A site 11 miles north east of Budapest near to the town of Mogyoród was soon identified as offering a number of advantages; it was close to the capital, alongside a major motorway and set in a natural bowl, allowing spectators good views of most of the facility from any vantage point.
Construction work started on October 1, 1985 and was completed in just eight months; at the time considerably less time than any other Formula One circuit had taken to construct. The initial layout had to be modified during construction when an underground spring forced the diversion from the planned course via a series of slow S-bends, slowing the lap considerably.
The first race was held on March 24, 1986, in memory of János Drapál, the Hungarian four-time Motorcycle Grand Prix winner who had been killed the year before in a race in Czechoslovakia. Later that year came the first F1 race, won by Nelson Piquet in front of a crowd of almost 200,000 enthusiasts from across the Eastern Bloc countries, Germany and Austria.
The event was undoubtedly a success, even if the track was less enthusiastically received by the drivers. The tight and twisty nature of the course was compounded by a slippery track surface – a lack of general use throughout the year plus the bowl-like nature of the landscape meant dust was always a problem. Some enjoyed driving the course, others detested it; all could agree, however, that overtaking was at a premium. Nevertheless, Nigel Mansell memorably proved it was possible in the right circumstances, pouncing on momentary hesitation from Ayrton Senna while lapping a backmarker to sweep around the outside and drive on to victory in 1989.

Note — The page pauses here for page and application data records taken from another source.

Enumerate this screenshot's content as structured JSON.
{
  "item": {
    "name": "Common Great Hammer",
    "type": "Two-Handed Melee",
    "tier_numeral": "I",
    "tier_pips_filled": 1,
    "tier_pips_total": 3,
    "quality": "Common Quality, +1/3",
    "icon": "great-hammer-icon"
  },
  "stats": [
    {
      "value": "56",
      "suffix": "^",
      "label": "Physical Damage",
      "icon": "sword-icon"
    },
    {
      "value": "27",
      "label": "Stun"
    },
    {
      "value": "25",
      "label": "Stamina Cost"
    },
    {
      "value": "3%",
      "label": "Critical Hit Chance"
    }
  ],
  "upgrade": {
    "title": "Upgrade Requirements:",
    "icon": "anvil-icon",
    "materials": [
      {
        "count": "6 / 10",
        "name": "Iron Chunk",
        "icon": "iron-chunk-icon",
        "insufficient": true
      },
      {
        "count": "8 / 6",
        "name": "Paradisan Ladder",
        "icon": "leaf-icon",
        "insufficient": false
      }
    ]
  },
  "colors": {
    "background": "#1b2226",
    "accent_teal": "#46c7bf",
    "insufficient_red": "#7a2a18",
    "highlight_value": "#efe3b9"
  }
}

Changes were made to the track in 1989, when the issues with the underground spring were finally resolved and the clumsy S-bends behind the pits were bypassed. Then, for the 2003 season, more fundamental changes were made when the final series of bends and the pit straight were altered, in order to provide a longer pit straight. A new, tighter, first corner does offer slightly more scope for overtaking and the racing has improved somewhat.
Today, in addition to the Formula One race, the Hungaroring also hosts rounds of the WTCC and DTM touring car series, the GT Open series and the popular World Series by Renault races, making it one of the busiest circuits in Eastern Europe.
Pictures courtesy of the Hungaroring.
The Hungaroring track is situated 20 kilometres north of Budapest, alongside the M3 motorway. The nearest international airport is Budapest's Ferenc Liszt International Airport, 24 kilometres south east of the city and approximately half-an-hour's drive from the circuit. It has flights from all the major European cities, as well as some in North America.
If you are not hiring a car for the weekend you can catch the airport minibus service into the city or take a taxi. For getting around town, there are three subway lines and an extensive tram network.
On F1 race weekends, the organisers lay on buses from Budapest to the Hungaroring, though these leave from only a couple of places in the city. An easy alternative is to catch a taxi or drive yourself - a lane of the motorway en route to the circuit is closed off for F1 traffic, which speeds up the journey. Parking is available at the circuit for ticket holders during race weekends.